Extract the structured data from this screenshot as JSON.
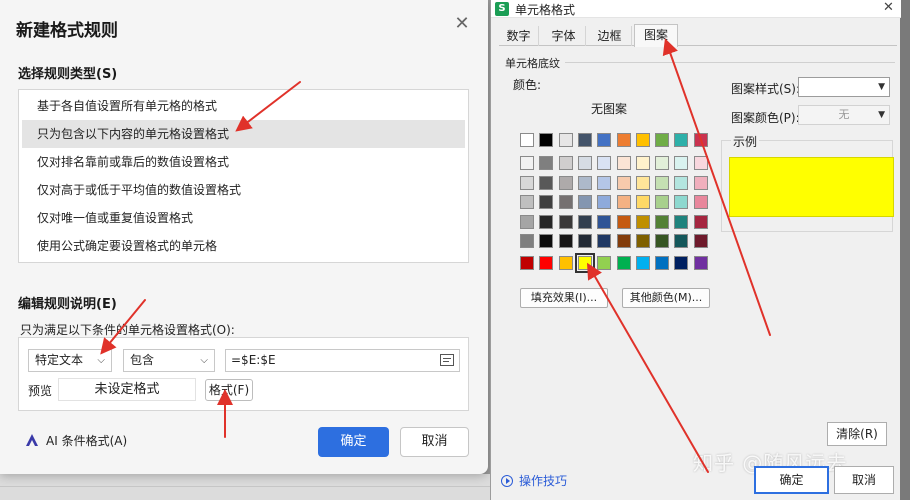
{
  "left_dialog": {
    "title": "新建格式规则",
    "rule_type_heading": "选择规则类型(S)",
    "rule_types": [
      {
        "label": "基于各自值设置所有单元格的格式",
        "selected": false
      },
      {
        "label": "只为包含以下内容的单元格设置格式",
        "selected": true
      },
      {
        "label": "仅对排名靠前或靠后的数值设置格式",
        "selected": false
      },
      {
        "label": "仅对高于或低于平均值的数值设置格式",
        "selected": false
      },
      {
        "label": "仅对唯一值或重复值设置格式",
        "selected": false
      },
      {
        "label": "使用公式确定要设置格式的单元格",
        "selected": false
      }
    ],
    "edit_heading": "编辑规则说明(E)",
    "condition_label": "只为满足以下条件的单元格设置格式(O):",
    "condition_type": "特定文本",
    "operator": "包含",
    "formula_value": "=$E:$E",
    "preview_label": "预览",
    "preview_text": "未设定格式",
    "format_button": "格式(F)",
    "ai_link": "AI 条件格式(A)",
    "ok": "确定",
    "cancel": "取消"
  },
  "right_dialog": {
    "title": "单元格格式",
    "tabs": [
      {
        "label": "数字",
        "active": false
      },
      {
        "label": "字体",
        "active": false
      },
      {
        "label": "边框",
        "active": false
      },
      {
        "label": "图案",
        "active": true
      }
    ],
    "group_label": "单元格底纹",
    "color_label": "颜色:",
    "no_pattern": "无图案",
    "palette_top": [
      "#ffffff",
      "#000000",
      "#e7e6e6",
      "#44546a",
      "#4472c4",
      "#ed7d31",
      "#ffc000",
      "#70ad47",
      "#2eb0a9",
      "#c9334f"
    ],
    "palette_grid": [
      [
        "#f2f2f2",
        "#7f7f7f",
        "#d0cece",
        "#d6dce4",
        "#d9e2f3",
        "#fbe4d5",
        "#fff2cc",
        "#e2efd9",
        "#d9f2ef",
        "#f8d7de"
      ],
      [
        "#d8d8d8",
        "#595959",
        "#aeaaaa",
        "#adb9ca",
        "#b4c6e7",
        "#f7caac",
        "#ffe599",
        "#c5e0b3",
        "#b3e5df",
        "#f0afbd"
      ],
      [
        "#bfbfbf",
        "#3f3f3f",
        "#757070",
        "#8496b0",
        "#8eaadb",
        "#f4b183",
        "#ffd966",
        "#a8d08d",
        "#8dd8cf",
        "#e8879c"
      ],
      [
        "#a5a5a5",
        "#262626",
        "#3a3838",
        "#323f4f",
        "#2f5496",
        "#c55a11",
        "#bf8f00",
        "#538135",
        "#1f837d",
        "#a52640"
      ],
      [
        "#7f7f7f",
        "#0c0c0c",
        "#171616",
        "#222a35",
        "#1f3864",
        "#833c0b",
        "#7f6000",
        "#375623",
        "#14575a",
        "#6e1a2b"
      ]
    ],
    "palette_standard": [
      "#c00000",
      "#ff0000",
      "#ffc000",
      "#ffff00",
      "#92d050",
      "#00b050",
      "#00b0f0",
      "#0070c0",
      "#002060",
      "#7030a0"
    ],
    "selected_color": "#ffff00",
    "fill_effects_button": "填充效果(I)...",
    "more_colors_button": "其他颜色(M)...",
    "pattern_style_label": "图案样式(S):",
    "pattern_style_value": "",
    "pattern_color_label": "图案颜色(P):",
    "pattern_color_value": "无",
    "example_label": "示例",
    "example_color": "#ffff00",
    "clear_button": "清除(R)",
    "tips_link": "操作技巧",
    "ok": "确定",
    "cancel": "取消"
  },
  "watermark": "知乎 @随风远去"
}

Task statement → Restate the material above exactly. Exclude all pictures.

Response area →
Extract the structured data from this screenshot as JSON.
{
  "left_dialog": {
    "title": "新建格式规则",
    "rule_type_heading": "选择规则类型(S)",
    "rule_types": [
      {
        "label": "基于各自值设置所有单元格的格式",
        "selected": false
      },
      {
        "label": "只为包含以下内容的单元格设置格式",
        "selected": true
      },
      {
        "label": "仅对排名靠前或靠后的数值设置格式",
        "selected": false
      },
      {
        "label": "仅对高于或低于平均值的数值设置格式",
        "selected": false
      },
      {
        "label": "仅对唯一值或重复值设置格式",
        "selected": false
      },
      {
        "label": "使用公式确定要设置格式的单元格",
        "selected": false
      }
    ],
    "edit_heading": "编辑规则说明(E)",
    "condition_label": "只为满足以下条件的单元格设置格式(O):",
    "condition_type": "特定文本",
    "operator": "包含",
    "formula_value": "=$E:$E",
    "preview_label": "预览",
    "preview_text": "未设定格式",
    "format_button": "格式(F)",
    "ai_link": "AI 条件格式(A)",
    "ok": "确定",
    "cancel": "取消"
  },
  "right_dialog": {
    "title": "单元格格式",
    "tabs": [
      {
        "label": "数字",
        "active": false
      },
      {
        "label": "字体",
        "active": false
      },
      {
        "label": "边框",
        "active": false
      },
      {
        "label": "图案",
        "active": true
      }
    ],
    "group_label": "单元格底纹",
    "color_label": "颜色:",
    "no_pattern": "无图案",
    "palette_top": [
      "#ffffff",
      "#000000",
      "#e7e6e6",
      "#44546a",
      "#4472c4",
      "#ed7d31",
      "#ffc000",
      "#70ad47",
      "#2eb0a9",
      "#c9334f"
    ],
    "palette_grid": [
      [
        "#f2f2f2",
        "#7f7f7f",
        "#d0cece",
        "#d6dce4",
        "#d9e2f3",
        "#fbe4d5",
        "#fff2cc",
        "#e2efd9",
        "#d9f2ef",
        "#f8d7de"
      ],
      [
        "#d8d8d8",
        "#595959",
        "#aeaaaa",
        "#adb9ca",
        "#b4c6e7",
        "#f7caac",
        "#ffe599",
        "#c5e0b3",
        "#b3e5df",
        "#f0afbd"
      ],
      [
        "#bfbfbf",
        "#3f3f3f",
        "#757070",
        "#8496b0",
        "#8eaadb",
        "#f4b183",
        "#ffd966",
        "#a8d08d",
        "#8dd8cf",
        "#e8879c"
      ],
      [
        "#a5a5a5",
        "#262626",
        "#3a3838",
        "#323f4f",
        "#2f5496",
        "#c55a11",
        "#bf8f00",
        "#538135",
        "#1f837d",
        "#a52640"
      ],
      [
        "#7f7f7f",
        "#0c0c0c",
        "#171616",
        "#222a35",
        "#1f3864",
        "#833c0b",
        "#7f6000",
        "#375623",
        "#14575a",
        "#6e1a2b"
      ]
    ],
    "palette_standard": [
      "#c00000",
      "#ff0000",
      "#ffc000",
      "#ffff00",
      "#92d050",
      "#00b050",
      "#00b0f0",
      "#0070c0",
      "#002060",
      "#7030a0"
    ],
    "selected_color": "#ffff00",
    "fill_effects_button": "填充效果(I)...",
    "more_colors_button": "其他颜色(M)...",
    "pattern_style_label": "图案样式(S):",
    "pattern_style_value": "",
    "pattern_color_label": "图案颜色(P):",
    "pattern_color_value": "无",
    "example_label": "示例",
    "example_color": "#ffff00",
    "clear_button": "清除(R)",
    "tips_link": "操作技巧",
    "ok": "确定",
    "cancel": "取消"
  },
  "watermark": "知乎 @随风远去"
}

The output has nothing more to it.